> Task objective:
Copy out every line of the records in which "value" can be found.

> Data for processing:
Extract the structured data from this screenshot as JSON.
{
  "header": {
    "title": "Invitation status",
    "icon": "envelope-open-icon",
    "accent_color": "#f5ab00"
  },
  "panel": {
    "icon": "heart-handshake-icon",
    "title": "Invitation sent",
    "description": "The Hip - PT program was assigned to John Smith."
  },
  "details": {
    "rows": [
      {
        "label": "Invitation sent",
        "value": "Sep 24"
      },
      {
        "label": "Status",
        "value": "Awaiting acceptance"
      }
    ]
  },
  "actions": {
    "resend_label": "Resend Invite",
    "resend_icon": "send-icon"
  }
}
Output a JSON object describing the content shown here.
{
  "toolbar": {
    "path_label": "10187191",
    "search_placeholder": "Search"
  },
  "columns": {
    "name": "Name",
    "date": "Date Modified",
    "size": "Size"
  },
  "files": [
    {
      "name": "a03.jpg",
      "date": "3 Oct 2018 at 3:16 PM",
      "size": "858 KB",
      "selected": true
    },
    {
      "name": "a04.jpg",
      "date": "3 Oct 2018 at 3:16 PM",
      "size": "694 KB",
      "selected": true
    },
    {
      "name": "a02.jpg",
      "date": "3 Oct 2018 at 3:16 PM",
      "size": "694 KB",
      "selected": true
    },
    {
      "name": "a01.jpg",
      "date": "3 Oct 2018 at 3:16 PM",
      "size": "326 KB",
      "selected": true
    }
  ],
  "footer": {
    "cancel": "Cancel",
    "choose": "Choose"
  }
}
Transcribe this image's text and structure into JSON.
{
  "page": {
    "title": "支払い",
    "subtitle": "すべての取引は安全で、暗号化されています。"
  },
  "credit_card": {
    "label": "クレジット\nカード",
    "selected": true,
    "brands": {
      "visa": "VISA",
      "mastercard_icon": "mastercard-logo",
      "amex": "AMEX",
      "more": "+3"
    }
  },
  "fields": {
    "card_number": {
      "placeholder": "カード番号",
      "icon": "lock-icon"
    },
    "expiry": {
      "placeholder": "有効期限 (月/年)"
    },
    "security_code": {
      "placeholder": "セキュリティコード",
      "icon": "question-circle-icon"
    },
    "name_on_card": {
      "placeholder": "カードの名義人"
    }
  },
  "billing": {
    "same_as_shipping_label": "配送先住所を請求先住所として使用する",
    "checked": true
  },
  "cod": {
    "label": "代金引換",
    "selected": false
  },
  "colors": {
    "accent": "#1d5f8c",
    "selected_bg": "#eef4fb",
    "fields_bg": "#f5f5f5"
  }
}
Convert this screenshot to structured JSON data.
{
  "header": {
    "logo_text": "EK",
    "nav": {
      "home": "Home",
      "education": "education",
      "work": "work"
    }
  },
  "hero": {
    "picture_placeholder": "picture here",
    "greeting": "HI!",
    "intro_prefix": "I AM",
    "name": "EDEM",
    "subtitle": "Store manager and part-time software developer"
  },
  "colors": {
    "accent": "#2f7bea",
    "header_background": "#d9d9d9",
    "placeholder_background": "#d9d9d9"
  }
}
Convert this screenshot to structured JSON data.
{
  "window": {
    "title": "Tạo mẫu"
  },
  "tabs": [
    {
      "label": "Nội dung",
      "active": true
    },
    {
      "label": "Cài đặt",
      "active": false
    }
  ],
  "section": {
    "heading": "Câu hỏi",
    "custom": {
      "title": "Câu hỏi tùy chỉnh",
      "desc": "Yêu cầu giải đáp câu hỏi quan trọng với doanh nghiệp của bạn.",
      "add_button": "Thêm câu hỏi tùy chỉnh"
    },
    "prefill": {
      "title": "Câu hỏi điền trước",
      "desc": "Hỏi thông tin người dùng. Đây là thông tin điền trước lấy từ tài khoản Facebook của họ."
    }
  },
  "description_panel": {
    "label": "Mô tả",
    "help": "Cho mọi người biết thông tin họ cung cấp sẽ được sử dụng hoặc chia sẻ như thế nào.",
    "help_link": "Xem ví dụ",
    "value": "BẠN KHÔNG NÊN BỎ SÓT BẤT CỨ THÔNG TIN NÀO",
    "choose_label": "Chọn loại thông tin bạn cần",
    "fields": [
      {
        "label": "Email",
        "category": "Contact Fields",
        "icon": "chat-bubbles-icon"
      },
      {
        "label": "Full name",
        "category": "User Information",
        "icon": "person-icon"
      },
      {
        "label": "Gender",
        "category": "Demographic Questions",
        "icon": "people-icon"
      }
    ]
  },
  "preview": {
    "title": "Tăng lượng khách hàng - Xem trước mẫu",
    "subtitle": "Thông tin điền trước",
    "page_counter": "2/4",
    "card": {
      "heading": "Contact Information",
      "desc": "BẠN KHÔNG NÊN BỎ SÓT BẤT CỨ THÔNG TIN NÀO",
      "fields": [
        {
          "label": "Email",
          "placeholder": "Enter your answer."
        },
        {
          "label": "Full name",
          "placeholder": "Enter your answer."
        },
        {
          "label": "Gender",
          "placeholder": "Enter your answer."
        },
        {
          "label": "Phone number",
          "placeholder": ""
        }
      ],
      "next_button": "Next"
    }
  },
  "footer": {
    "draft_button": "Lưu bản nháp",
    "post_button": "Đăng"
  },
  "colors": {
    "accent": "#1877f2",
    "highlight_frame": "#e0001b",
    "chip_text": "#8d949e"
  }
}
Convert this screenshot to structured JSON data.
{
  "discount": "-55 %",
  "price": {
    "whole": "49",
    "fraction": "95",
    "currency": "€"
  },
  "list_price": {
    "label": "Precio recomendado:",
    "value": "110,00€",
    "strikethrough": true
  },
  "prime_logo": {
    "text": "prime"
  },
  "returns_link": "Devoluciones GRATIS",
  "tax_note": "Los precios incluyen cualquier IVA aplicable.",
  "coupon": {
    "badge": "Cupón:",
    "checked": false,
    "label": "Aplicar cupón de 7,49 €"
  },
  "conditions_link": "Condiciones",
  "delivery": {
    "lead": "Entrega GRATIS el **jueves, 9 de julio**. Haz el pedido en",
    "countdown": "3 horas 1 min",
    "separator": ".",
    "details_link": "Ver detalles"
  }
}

> Completed task:
        "value": "Sep 24"
        "value": "Awaiting acceptance"
    "value": "BẠN KHÔNG NÊN BỎ SÓT BẤT CỨ THÔNG TIN NÀO",
    "value": "110,00€",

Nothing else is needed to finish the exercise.